Pallman boosts capabilities, options of latest granulators
Pallmann Industries has solidified its position as a full-spectrum granulator provider with the debut of its expanded line at NPE2018 in Orlando, Fla.
Previously, the company provided granulators that addressed specialty plastic materials, and the machinery was on the expensive side because of that niche, said Jeff Taylor, VP of sales for the company. “We weren’t known for conventional plastics granulators,” he said.
The new additions are the PP 25 series and PP 40 series. The granulators range from beside-the-press models to wide-body models for thermoformers and sheet producers, and heavy-duty recycling granulators, which include wet-grinding models with options such as feed rolls and auger-feed systems. Machines with auger-feed systems work well for PET bottles and light materials with a low bulk density by force-feeding the material into the rotor, he said.
Machine widths can vary from 20 inches to 78 inches, Taylor said.
Machines in the PP 25 series come with a 250mm-diameter rotor and have cutting chambers from 20 inches to 68 inches wide, he said.
The PP 25-series granulators feature a machined, bolted cutting chamber designed for durability. Quick access to the chamber allows for easy cleaning and quick screen changes. Rotating sidewalls reduce heat buildup, friction and fines.
Options on the series include sound insulation, a feed-roll system and a low-profile, beside-the-press layout.
The machines can handle waste and scrap from injection molding, extrusion, film manufacturing and thermoforming.
The PP 25 series comes in five models — 50, 75, 100, 140 and 175. Add a zero to each model to get the maximum width it can cut, as measured in millimeters. Capacity ranges from 265 pounds to 660 pounds per hour for the smallest model, to 660 pounds to 1,540 pounds per hour for the largest model.
The PP 40 series comes with a 400mm-diameter rotor and cutting chambers from 24 inches to 78 inches wide. Several rotor options are available, Taylor said.
The PP 40-series granulators are intermediate to larger central granulators. Built to perform the same applications as the PP 25 series, they feature the same cutting chamber and sidewall design as the PP 25 series, as well as the same options.
The 40 PP series comes in four models — 60, 90, 150 and 210. Again, adding a zero to the model number identifies its maximum cutting width (although the 210’s width is 2,000). Capacity ranges from 550 pounds to 1,320 pounds per hour for the smallest granulator to 1,320 pounds to 1,980 pounds per hour for the largest model.
The two new machine series don’t replace any current Pallmann granulator lines but, rather, complement the existing offerings. The current offerings are the PS-series 400, 600 and 800-1200, along with the PSRH and PSC granulators. Multiple models make up the current series, Taylor said.
The new machines are all built with machined weldments, he said, instead of castings. “We feel it is an extremely well-built, cost-effective piece of equipment.”

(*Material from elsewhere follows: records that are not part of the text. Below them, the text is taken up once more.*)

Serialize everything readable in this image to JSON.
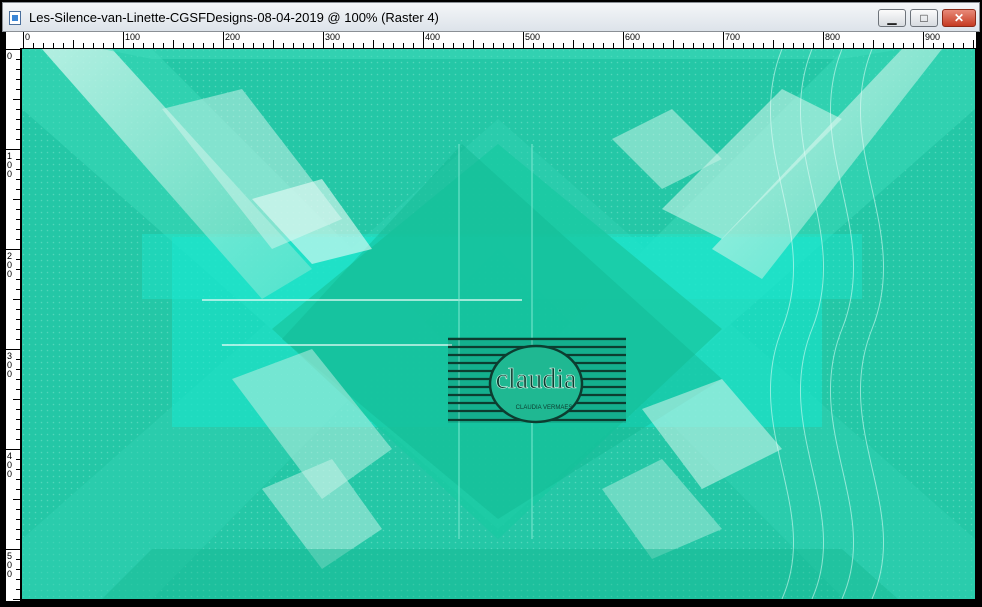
{
  "window": {
    "title": "Les-Silence-van-Linette-CGSFDesigns-08-04-2019 @ 100% (Raster 4)",
    "buttons": {
      "minimize": "▁",
      "maximize": "□",
      "close": "✕"
    }
  },
  "rulers": {
    "top_labels": [
      "0",
      "100",
      "200",
      "300",
      "400",
      "500",
      "600",
      "700",
      "800",
      "900"
    ],
    "left_labels": [
      "0",
      "100",
      "200",
      "300",
      "400",
      "500"
    ]
  },
  "watermark": {
    "name": "claudia",
    "subtitle": "CLAUDIA VERMAES"
  },
  "colors": {
    "background": "#20c9a8",
    "accent_cyan": "#16e8d0",
    "pale_mint": "#b9efe1",
    "dark_teal": "#0aa883",
    "stamp_dark": "#0c3d30"
  }
}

Now, Pallmann machines can handle all types of waste — post-industrial, post-consumer and any other type of plastic scrap, at a more competitive price.
“These options, along with a wide selection of cutting chamber sizes, allow us to compete in the plastics industry with such a variety of sizes,” he said. “Before we didn’t have such a range of products to offer.”
Pallmann will continue to provide smaller machines, but that’s not the focus at this point, Taylor said. The company also has larger machines, such as the 60 series and 70 series. Those series may be upgraded soon, as well.
“We wanted to provide an extensive product range to the plastics industry, and we feel our new machines do that,” he said. “Also, we wanted to match the market prices for this type of granulator.
“We didn’t have these other sizes before. So, it’s complementing what we already had.”
Pallmann’s new granulator lines are made in Mexico.
Pallmann is aiming to be a more comprehensive provider to the plastics industry in general. Its NPE booth theme was “Pathway to Powder.” It featured five steps: shredding; granulating, pulverizing, fine pulverizing and micro pulverizing.
“The bottom line is, we’re trying to bring in the complete offering that a plastic injection molder could use, or a thermoformer could use, or a blow molder,” Taylor said. “In other words, there’s something for everybody in the machine offerings.”
The company provides systems designed according to customer requirements, as well as standard products. It aims for the successful preparation of all soft to medium-hard, brittle, tough, elastic, fibrous, sticky and difficult-to-process materials.
Allan Gerlat, correspondent
Pallmann Industries Inc.,
Clifton, N.J., 973-471-1450,